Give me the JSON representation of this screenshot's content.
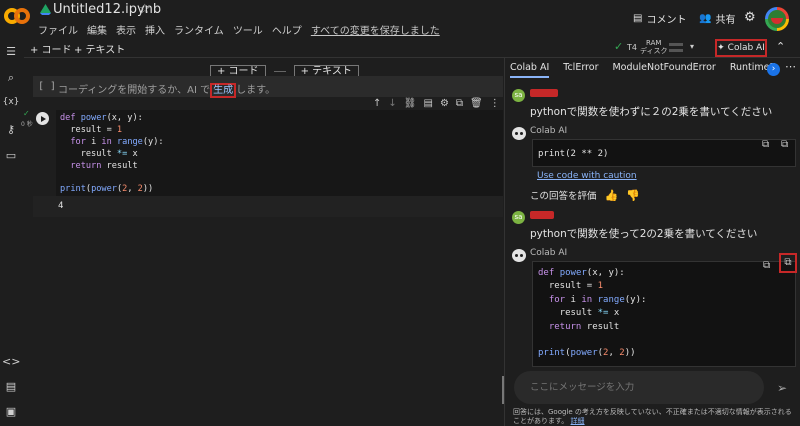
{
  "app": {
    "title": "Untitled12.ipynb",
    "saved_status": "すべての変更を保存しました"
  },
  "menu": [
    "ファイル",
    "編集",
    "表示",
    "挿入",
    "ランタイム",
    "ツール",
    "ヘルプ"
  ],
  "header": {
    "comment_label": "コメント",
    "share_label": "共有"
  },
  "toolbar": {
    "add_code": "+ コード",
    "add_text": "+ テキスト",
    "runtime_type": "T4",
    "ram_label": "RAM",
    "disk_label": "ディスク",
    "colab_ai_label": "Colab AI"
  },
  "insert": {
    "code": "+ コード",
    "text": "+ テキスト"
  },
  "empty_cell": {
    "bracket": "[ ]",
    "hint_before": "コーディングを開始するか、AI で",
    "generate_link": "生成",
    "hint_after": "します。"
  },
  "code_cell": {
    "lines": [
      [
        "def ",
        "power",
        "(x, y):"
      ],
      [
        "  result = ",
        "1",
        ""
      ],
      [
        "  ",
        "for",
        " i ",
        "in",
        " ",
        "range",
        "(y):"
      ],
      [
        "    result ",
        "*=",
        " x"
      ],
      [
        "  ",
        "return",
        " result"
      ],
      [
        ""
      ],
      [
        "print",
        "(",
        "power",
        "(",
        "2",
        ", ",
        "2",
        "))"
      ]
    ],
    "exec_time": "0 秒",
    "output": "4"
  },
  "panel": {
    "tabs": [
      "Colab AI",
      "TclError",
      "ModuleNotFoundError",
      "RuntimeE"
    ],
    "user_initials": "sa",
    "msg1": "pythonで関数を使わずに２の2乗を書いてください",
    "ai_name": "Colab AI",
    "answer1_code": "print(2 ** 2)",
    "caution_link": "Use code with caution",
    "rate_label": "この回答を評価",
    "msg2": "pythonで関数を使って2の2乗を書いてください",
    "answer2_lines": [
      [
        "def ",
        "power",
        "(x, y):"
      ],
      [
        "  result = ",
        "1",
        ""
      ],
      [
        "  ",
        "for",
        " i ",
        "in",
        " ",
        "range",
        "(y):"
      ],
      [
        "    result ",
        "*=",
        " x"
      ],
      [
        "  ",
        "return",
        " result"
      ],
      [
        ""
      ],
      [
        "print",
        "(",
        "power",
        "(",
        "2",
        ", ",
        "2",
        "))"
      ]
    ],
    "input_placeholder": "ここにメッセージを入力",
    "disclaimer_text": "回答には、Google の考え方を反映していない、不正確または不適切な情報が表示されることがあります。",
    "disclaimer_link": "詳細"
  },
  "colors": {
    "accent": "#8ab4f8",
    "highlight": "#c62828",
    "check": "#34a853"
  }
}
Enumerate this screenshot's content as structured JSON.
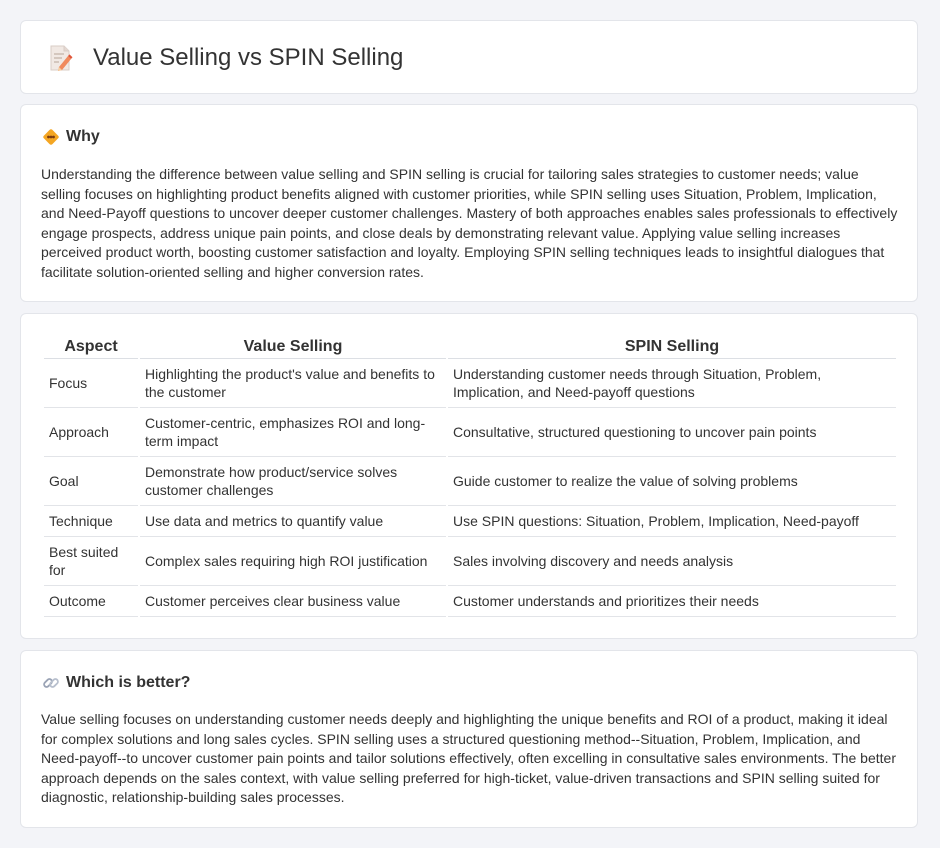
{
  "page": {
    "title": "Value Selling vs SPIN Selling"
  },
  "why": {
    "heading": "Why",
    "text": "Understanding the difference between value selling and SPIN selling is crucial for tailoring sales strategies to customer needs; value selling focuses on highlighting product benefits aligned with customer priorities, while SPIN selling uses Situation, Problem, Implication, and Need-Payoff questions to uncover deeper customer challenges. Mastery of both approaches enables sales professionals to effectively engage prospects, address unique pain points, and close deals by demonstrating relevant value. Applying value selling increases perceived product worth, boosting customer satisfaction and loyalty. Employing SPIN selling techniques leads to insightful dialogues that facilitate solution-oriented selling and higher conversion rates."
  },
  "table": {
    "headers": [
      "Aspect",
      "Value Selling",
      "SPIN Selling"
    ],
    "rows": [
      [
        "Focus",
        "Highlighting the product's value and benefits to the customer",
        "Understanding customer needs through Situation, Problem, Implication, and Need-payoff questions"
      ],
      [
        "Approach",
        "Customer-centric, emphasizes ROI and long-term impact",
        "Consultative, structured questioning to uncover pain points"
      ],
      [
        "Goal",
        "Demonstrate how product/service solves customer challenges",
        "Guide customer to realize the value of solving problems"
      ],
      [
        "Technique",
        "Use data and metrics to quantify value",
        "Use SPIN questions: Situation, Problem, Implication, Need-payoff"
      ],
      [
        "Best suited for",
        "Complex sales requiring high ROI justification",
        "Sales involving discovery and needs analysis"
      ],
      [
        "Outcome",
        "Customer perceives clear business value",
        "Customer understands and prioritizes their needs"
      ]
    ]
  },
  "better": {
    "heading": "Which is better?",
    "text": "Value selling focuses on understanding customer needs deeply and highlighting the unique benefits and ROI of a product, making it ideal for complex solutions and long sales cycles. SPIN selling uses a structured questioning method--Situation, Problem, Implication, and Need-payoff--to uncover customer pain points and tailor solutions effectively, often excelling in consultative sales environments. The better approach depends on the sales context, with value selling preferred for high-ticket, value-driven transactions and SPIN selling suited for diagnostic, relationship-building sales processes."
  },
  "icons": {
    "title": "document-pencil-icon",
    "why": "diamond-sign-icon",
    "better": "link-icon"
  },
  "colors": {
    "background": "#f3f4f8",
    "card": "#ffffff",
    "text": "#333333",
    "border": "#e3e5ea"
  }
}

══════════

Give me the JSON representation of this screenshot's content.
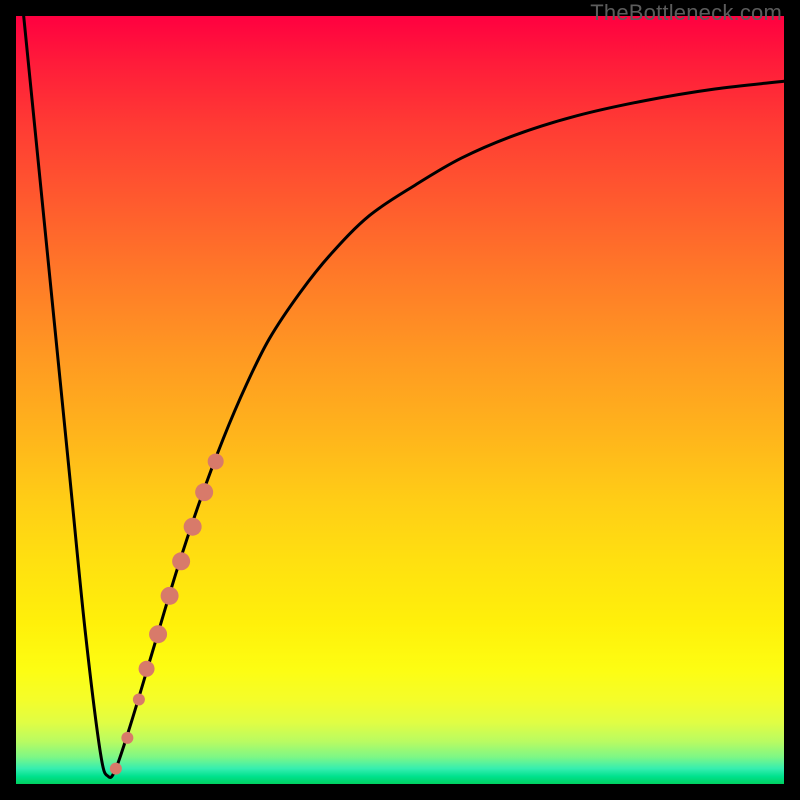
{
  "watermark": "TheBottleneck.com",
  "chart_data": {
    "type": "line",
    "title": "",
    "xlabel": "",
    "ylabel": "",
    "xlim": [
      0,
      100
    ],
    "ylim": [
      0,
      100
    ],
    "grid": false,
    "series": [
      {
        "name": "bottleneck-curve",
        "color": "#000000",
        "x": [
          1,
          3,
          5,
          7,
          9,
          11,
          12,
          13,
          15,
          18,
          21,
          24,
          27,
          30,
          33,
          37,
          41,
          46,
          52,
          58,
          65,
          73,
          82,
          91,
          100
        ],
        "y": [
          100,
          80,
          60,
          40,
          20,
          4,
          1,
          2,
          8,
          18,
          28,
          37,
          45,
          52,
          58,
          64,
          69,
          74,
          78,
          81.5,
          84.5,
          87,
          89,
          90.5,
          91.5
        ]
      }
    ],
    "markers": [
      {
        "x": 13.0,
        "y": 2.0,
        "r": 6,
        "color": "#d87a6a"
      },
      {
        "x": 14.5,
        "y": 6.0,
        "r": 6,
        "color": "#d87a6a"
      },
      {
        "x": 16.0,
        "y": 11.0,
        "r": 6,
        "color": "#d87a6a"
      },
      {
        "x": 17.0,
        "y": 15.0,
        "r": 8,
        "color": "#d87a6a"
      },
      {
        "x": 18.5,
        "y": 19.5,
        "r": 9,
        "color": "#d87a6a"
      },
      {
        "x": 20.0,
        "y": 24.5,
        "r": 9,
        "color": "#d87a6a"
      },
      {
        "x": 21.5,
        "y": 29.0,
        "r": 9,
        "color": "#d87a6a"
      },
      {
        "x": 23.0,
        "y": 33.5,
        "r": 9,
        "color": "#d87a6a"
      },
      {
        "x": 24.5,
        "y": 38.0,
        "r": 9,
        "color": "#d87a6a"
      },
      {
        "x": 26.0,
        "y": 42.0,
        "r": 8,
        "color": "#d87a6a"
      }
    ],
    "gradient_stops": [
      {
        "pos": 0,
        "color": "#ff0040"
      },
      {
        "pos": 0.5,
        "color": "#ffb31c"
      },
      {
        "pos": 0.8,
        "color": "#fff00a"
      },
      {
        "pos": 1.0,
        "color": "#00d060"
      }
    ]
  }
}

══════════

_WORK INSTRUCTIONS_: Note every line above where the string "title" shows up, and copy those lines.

_SOLUTION BELOW_:
    "title": "Untitled12.ipynb",
    "title": "Value Selling vs SPIN Selling"
    "title": "document-pencil-icon",
    "title": "",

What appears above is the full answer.